The Great War and the Middle East
Oxford University Press, 2016
400 pp., $34.95
The Ottoman Endgame: War, Revolution, and the Making of the Modern Middle East, 1908-1923
Penguin Books, 2016
576 pp., $20.00
The Fall of the Ottomans: The Great War in the Middle East
Basic Books, 2015
512 pp., $32.00
The First World War in the Middle East
Kristian Coates Ulrichsen
320 pp., $35.00
Donald A. Yerxa
The Middle Eastern Face of World War I
After their relatively easy victories in the Shatt-al-Arab and Suez, British war planners concluded that the Ottoman Empire was, in Rogan's words, "the weak link in the Central Alliance and the easiest belligerent to knock out of the war." In the early stages of the fighting in the Caucasus Russia insisted that the British make a diversionary strike to force the Ottomans to redeploy troops away from the Caucasus. The Dardanelles, the narrow strait between the Aegean Sea and the Sea of Marmara and gateway to the capital of Constantinople, seemed to be the most appropriate target. Wresting the Dardanelles from the Ottomans would bring many strategic benefits, not the least of which would be the likelihood of knocking the Ottoman Empire out of the war. In addition to removing pressure from the Caucasus front and capturing the Ottoman capital, securing the Dardanelles would open the lines of communication between the Black Sea and the Mediterranean enabling the Entente allies to deploy troops and supplies through the Black Sea to coordinate attacks against Germany and Austria, as well as enabling Russian grain shipments to pass through the Straits to the West.
Allied war planners, however, did not take into account the substantial improvements made to the defenses of the Straits under the guidance of German Admiral Guido von Usedom. In addition to setting up a formidable array of fixed and mobile shore batteries and multiple lines of mines, Usedom drilled Turkish shore gunners to the point where they had become highly accurate. None of this mattered for British war planners, especially not Churchill and war minister Horatio Kitchener, who believed that the Turks "were soft." (McMeekin makes the case, not purely on the basis of hindsight, that the British would have been much better served to strike at the pivot of the Ottoman Empire's Asian defenses along the so-called "Syrian coast" of Alexandretta and Cilicia. Success there would have cut the empire in two and likely prompted the Ottomans to sue for peace, though it would have undoubtedly upset the French, who had postwar designs on that region of the eastern Mediterranean.)

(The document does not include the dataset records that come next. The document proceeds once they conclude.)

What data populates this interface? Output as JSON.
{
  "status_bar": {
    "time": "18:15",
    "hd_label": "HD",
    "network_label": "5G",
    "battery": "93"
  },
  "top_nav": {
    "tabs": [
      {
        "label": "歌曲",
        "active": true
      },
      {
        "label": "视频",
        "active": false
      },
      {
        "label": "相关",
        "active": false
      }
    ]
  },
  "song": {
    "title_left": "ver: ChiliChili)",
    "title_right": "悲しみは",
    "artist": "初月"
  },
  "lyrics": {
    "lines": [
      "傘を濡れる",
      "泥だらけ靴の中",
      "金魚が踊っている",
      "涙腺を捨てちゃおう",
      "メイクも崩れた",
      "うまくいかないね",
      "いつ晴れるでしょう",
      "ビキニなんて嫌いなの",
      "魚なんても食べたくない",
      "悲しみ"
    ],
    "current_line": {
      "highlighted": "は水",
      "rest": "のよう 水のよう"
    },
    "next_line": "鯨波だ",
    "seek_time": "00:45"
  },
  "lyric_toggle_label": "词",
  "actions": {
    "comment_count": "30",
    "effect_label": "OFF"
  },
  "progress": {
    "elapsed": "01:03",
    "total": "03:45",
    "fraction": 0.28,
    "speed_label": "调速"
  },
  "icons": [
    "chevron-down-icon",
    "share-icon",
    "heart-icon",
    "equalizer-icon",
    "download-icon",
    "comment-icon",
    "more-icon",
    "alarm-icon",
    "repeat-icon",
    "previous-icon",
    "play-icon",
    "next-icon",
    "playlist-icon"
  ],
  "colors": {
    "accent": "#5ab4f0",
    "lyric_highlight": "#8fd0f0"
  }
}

The Dardanelles campaign opened on February 19, 1915 with a naval bombardment. Indeed, the initial plans called for a purely naval operation to take the Dardanelles, and the British and French assembled a naval force of one modern battleship, one battlecruiser, sixteen pre-dreadnoughts, twenty destroyers, and thirty-five mine-sweepers. A ground force, including a composite Australian-New Zealand division, was hastily assembled to complement the naval operation. After three weeks, however, it was evident that the bombardments and mine-sweeping were ineffective. The British naval commander, Admiral Sackville Carden, was reluctant to commit the more powerful warships to close-in shore bombardment until he was assured that the danger from mines was removed. Patience was never one of Churchill's virtues, and he sacked Carden, replacing him with the more pliant Vice Admiral John de Robeck. Overall command of the campaign was given to General Ian Hamilton. On March 18, a major Anglo-French force made their attack after receiving assurances that the mines had been cleared. They weren't. And the results were shocking: three battleships sunk and another three heavily damaged.

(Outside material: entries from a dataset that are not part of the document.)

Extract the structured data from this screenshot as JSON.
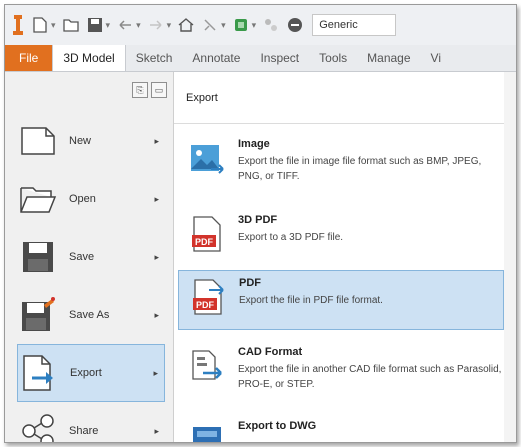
{
  "toolbar": {
    "workspace_value": "Generic"
  },
  "tabs": [
    {
      "label": "File"
    },
    {
      "label": "3D Model"
    },
    {
      "label": "Sketch"
    },
    {
      "label": "Annotate"
    },
    {
      "label": "Inspect"
    },
    {
      "label": "Tools"
    },
    {
      "label": "Manage"
    },
    {
      "label": "Vi"
    }
  ],
  "menu": {
    "items": [
      {
        "label": "New"
      },
      {
        "label": "Open"
      },
      {
        "label": "Save"
      },
      {
        "label": "Save As"
      },
      {
        "label": "Export"
      },
      {
        "label": "Share"
      }
    ]
  },
  "export": {
    "title": "Export",
    "items": [
      {
        "title": "Image",
        "desc": "Export the file in image file format such as BMP, JPEG, PNG, or TIFF."
      },
      {
        "title": "3D PDF",
        "desc": "Export to a 3D PDF file."
      },
      {
        "title": "PDF",
        "desc": "Export the file in PDF file format."
      },
      {
        "title": "CAD Format",
        "desc": "Export the file in another CAD file format such as Parasolid, PRO-E, or STEP."
      },
      {
        "title": "Export to DWG",
        "desc": ""
      }
    ]
  },
  "colors": {
    "file_tab": "#e1701f",
    "selection": "#cde1f3",
    "pdf_red": "#d2332b"
  }
}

The Dardanelles disaster had two important results. It convinced the Allies that a large ground force needed to land on the Gallipoli Peninsula to take the Ottoman fortifications and enable the naval flotilla to proceed up to the Sea of Marmara and Constantinople. It would take four weeks to assemble a force of approximately 75,000 men to undertake amphibious landings. This was time that the Turks, who Rogan asserts were convinced that Gallipoli was the new epicenter of the "struggle for the survival of their empire," used well to strengthen and reinforce their positions on the peninsula. The failed Dardanelles operation along with increased activity in the Black Sea by the Goeben and other Ottoman warships convinced the Russians to suspend any serious effort to attack the northern straits of the Bosporus. Other than a few minor naval actions in the Black Sea, the Russians did very little to assist the Allies. Although Liman had to respect the possibility of a Russian attack from the Black Sea, the absence of a Russian threat eventually freed up substantial Turkish forces for the fight on Gallipoli.